There are many other things people base their decisions on – like the city they want to live in, or the university they want to study at. And these are perfectly plausible reasons, if they’re higher priorities than the research itself. Indeed, it’s not a situation of either/or: either the supervisor you want, or the city you actually want to live in. You can start by making a list of potential supervisors, and looking at where they’re based (or whichever other factors are important to you), and then working out which is going to work best for you. In such instances, being clear about your own priorities is the most helpful first step.
Once you’ve worked out who you want to supervise your research, a good first step is to get in touch with them, via email, with some detail about what you want to study, and enquiring as to whether they’d be interested in supervising the topic. Try to look professional. You need to know, with some clarity, what topic you want to explore, and how you intend to explore it. You need to be able to demonstrate that you’re familiar with the other work in the area, and have an idea how you can make a new contribution to it. And the connection of your research to your potential supervisor’s research interests should be clear. Most UK academics state, on their departmental webpage, what topics they’re interested in supervising, so be sure to check this out before firing off an email. Be sure to use the person’s title when you email: ‘Prof. Wang’, ‘Dr Priellle’, etc.

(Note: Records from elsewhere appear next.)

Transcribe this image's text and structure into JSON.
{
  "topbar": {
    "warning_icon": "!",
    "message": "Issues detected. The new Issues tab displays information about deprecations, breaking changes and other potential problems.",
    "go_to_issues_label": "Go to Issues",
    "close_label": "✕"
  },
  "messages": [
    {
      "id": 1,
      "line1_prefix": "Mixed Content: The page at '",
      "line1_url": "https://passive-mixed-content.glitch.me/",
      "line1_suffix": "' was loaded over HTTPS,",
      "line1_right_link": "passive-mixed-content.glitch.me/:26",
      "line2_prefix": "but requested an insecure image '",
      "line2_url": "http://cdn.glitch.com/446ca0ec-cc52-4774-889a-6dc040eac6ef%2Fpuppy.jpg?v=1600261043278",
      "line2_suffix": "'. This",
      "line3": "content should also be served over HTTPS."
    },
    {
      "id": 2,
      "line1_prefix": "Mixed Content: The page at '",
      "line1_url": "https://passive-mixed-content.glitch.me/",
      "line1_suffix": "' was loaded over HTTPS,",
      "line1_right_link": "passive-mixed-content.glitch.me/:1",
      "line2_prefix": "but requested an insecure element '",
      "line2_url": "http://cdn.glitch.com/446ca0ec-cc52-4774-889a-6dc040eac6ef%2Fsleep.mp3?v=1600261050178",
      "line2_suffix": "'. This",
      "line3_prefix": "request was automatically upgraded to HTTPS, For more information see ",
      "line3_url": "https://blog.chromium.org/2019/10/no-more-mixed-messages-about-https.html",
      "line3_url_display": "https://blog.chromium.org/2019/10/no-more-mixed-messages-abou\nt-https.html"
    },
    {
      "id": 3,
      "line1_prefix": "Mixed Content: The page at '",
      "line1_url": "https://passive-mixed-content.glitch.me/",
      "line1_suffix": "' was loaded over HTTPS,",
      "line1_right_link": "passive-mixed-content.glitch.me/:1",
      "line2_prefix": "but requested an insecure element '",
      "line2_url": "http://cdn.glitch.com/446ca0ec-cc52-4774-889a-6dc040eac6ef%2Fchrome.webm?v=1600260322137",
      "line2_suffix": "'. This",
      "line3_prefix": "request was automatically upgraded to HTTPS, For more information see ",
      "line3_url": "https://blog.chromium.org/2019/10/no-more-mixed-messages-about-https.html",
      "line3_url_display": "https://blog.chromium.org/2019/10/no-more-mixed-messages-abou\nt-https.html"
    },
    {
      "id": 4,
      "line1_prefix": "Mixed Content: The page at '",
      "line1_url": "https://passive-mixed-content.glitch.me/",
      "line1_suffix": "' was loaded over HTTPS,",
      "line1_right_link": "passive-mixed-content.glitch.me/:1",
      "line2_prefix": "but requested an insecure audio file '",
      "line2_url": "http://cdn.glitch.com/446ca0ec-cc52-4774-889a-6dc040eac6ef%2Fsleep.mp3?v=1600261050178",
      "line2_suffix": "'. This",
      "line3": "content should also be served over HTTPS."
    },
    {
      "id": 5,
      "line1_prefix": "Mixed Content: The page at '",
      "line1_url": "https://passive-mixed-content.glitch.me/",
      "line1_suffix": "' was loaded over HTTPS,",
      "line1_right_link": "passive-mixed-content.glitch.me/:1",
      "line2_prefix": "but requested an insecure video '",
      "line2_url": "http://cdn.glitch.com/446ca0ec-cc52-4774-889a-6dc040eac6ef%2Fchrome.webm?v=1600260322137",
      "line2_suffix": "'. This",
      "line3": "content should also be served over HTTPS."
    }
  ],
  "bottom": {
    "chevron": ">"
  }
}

It’s absolutely fine to contact more than one academic. If you do contact several people, be sure to contact those you decide not to work with to explain why, and to thank them for their time – they might end up examining your thesis, so you want to stay on good terms! Also, if you contact more than one person in the same department, it can be worth mentioning this in your emails to these people, suggesting that they might be interested in supervising the thesis in partnership, or something like that:
… I have also sent an enquiry to Prof. David Jones asking him if he would be willing to supervise the project. If you find the topic of potential interest, you may want to discuss with him the possibility of supervising it jointly.
This will help ensure that people don’t feel slighted. It might also, ideally, get people in the department to start talking about your research, which will make your application easier, and generate some interest around it before you begin. This kind of thing demonstrates that you have an appreciation of the fact that you’re becoming part of a research community, which is also likely to be of help in your development.
Once you’ve got someone to agree to supervise your work, you can begin the process of applying to the university formally, and looking for funding, if relevant.
If no one is willing to supervise your work, your ideas will need to be developed. In such instances, we can help. Contact email@example.com for further information about what we can in this regard.